[Dataset rows describing interfaces]

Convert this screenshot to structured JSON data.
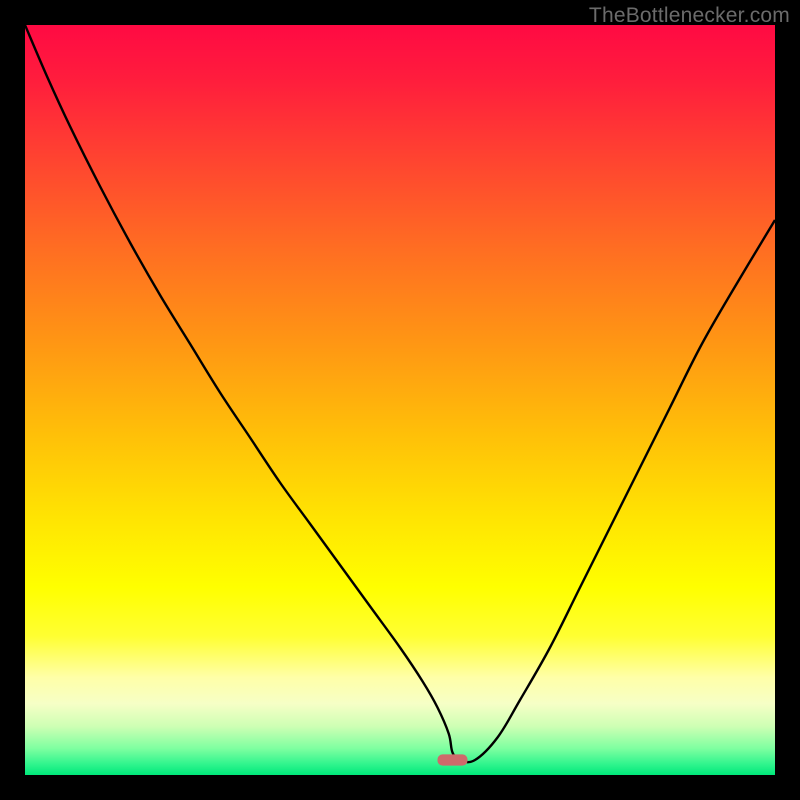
{
  "attribution": "TheBottlenecker.com",
  "chart_data": {
    "type": "line",
    "title": "",
    "xlabel": "",
    "ylabel": "",
    "xlim": [
      0,
      100
    ],
    "ylim": [
      0,
      100
    ],
    "series": [
      {
        "name": "bottleneck-curve",
        "x": [
          0,
          3,
          6,
          10,
          14,
          18,
          22,
          26,
          30,
          34,
          38,
          42,
          46,
          50,
          53,
          55,
          56.5,
          57,
          58,
          60,
          63,
          66,
          70,
          74,
          78,
          82,
          86,
          90,
          94,
          100
        ],
        "y": [
          100,
          93,
          86.5,
          78.5,
          71,
          64,
          57.5,
          51,
          45,
          39,
          33.5,
          28,
          22.5,
          17,
          12.5,
          9,
          5.5,
          3,
          2,
          2,
          5,
          10,
          17,
          25,
          33,
          41,
          49,
          57,
          64,
          74
        ]
      }
    ],
    "marker": {
      "x": 57,
      "y": 2,
      "width": 4,
      "height": 1.5,
      "color": "#CE6A6B"
    },
    "gradient_stops": [
      {
        "offset": 0,
        "color": "#FF0A43"
      },
      {
        "offset": 0.07,
        "color": "#FF1C3D"
      },
      {
        "offset": 0.18,
        "color": "#FF4430"
      },
      {
        "offset": 0.3,
        "color": "#FF6E22"
      },
      {
        "offset": 0.42,
        "color": "#FF9514"
      },
      {
        "offset": 0.55,
        "color": "#FFC108"
      },
      {
        "offset": 0.66,
        "color": "#FFE502"
      },
      {
        "offset": 0.75,
        "color": "#FFFF00"
      },
      {
        "offset": 0.815,
        "color": "#FFFF32"
      },
      {
        "offset": 0.87,
        "color": "#FFFFA8"
      },
      {
        "offset": 0.905,
        "color": "#F6FFC6"
      },
      {
        "offset": 0.935,
        "color": "#CEFFB4"
      },
      {
        "offset": 0.965,
        "color": "#7DFFA0"
      },
      {
        "offset": 0.985,
        "color": "#32F58E"
      },
      {
        "offset": 1.0,
        "color": "#00E87A"
      }
    ]
  }
}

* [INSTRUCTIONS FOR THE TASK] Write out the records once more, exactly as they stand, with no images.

* [OUTPUT OF THE EXERCISE]
Convert this screenshot to structured JSON data.
{
  "attribution": "TheBottlenecker.com",
  "chart_data": {
    "type": "line",
    "title": "",
    "xlabel": "",
    "ylabel": "",
    "xlim": [
      0,
      100
    ],
    "ylim": [
      0,
      100
    ],
    "series": [
      {
        "name": "bottleneck-curve",
        "x": [
          0,
          3,
          6,
          10,
          14,
          18,
          22,
          26,
          30,
          34,
          38,
          42,
          46,
          50,
          53,
          55,
          56.5,
          57,
          58,
          60,
          63,
          66,
          70,
          74,
          78,
          82,
          86,
          90,
          94,
          100
        ],
        "y": [
          100,
          93,
          86.5,
          78.5,
          71,
          64,
          57.5,
          51,
          45,
          39,
          33.5,
          28,
          22.5,
          17,
          12.5,
          9,
          5.5,
          3,
          2,
          2,
          5,
          10,
          17,
          25,
          33,
          41,
          49,
          57,
          64,
          74
        ]
      }
    ],
    "marker": {
      "x": 57,
      "y": 2,
      "width": 4,
      "height": 1.5,
      "color": "#CE6A6B"
    },
    "gradient_stops": [
      {
        "offset": 0,
        "color": "#FF0A43"
      },
      {
        "offset": 0.07,
        "color": "#FF1C3D"
      },
      {
        "offset": 0.18,
        "color": "#FF4430"
      },
      {
        "offset": 0.3,
        "color": "#FF6E22"
      },
      {
        "offset": 0.42,
        "color": "#FF9514"
      },
      {
        "offset": 0.55,
        "color": "#FFC108"
      },
      {
        "offset": 0.66,
        "color": "#FFE502"
      },
      {
        "offset": 0.75,
        "color": "#FFFF00"
      },
      {
        "offset": 0.815,
        "color": "#FFFF32"
      },
      {
        "offset": 0.87,
        "color": "#FFFFA8"
      },
      {
        "offset": 0.905,
        "color": "#F6FFC6"
      },
      {
        "offset": 0.935,
        "color": "#CEFFB4"
      },
      {
        "offset": 0.965,
        "color": "#7DFFA0"
      },
      {
        "offset": 0.985,
        "color": "#32F58E"
      },
      {
        "offset": 1.0,
        "color": "#00E87A"
      }
    ]
  }
}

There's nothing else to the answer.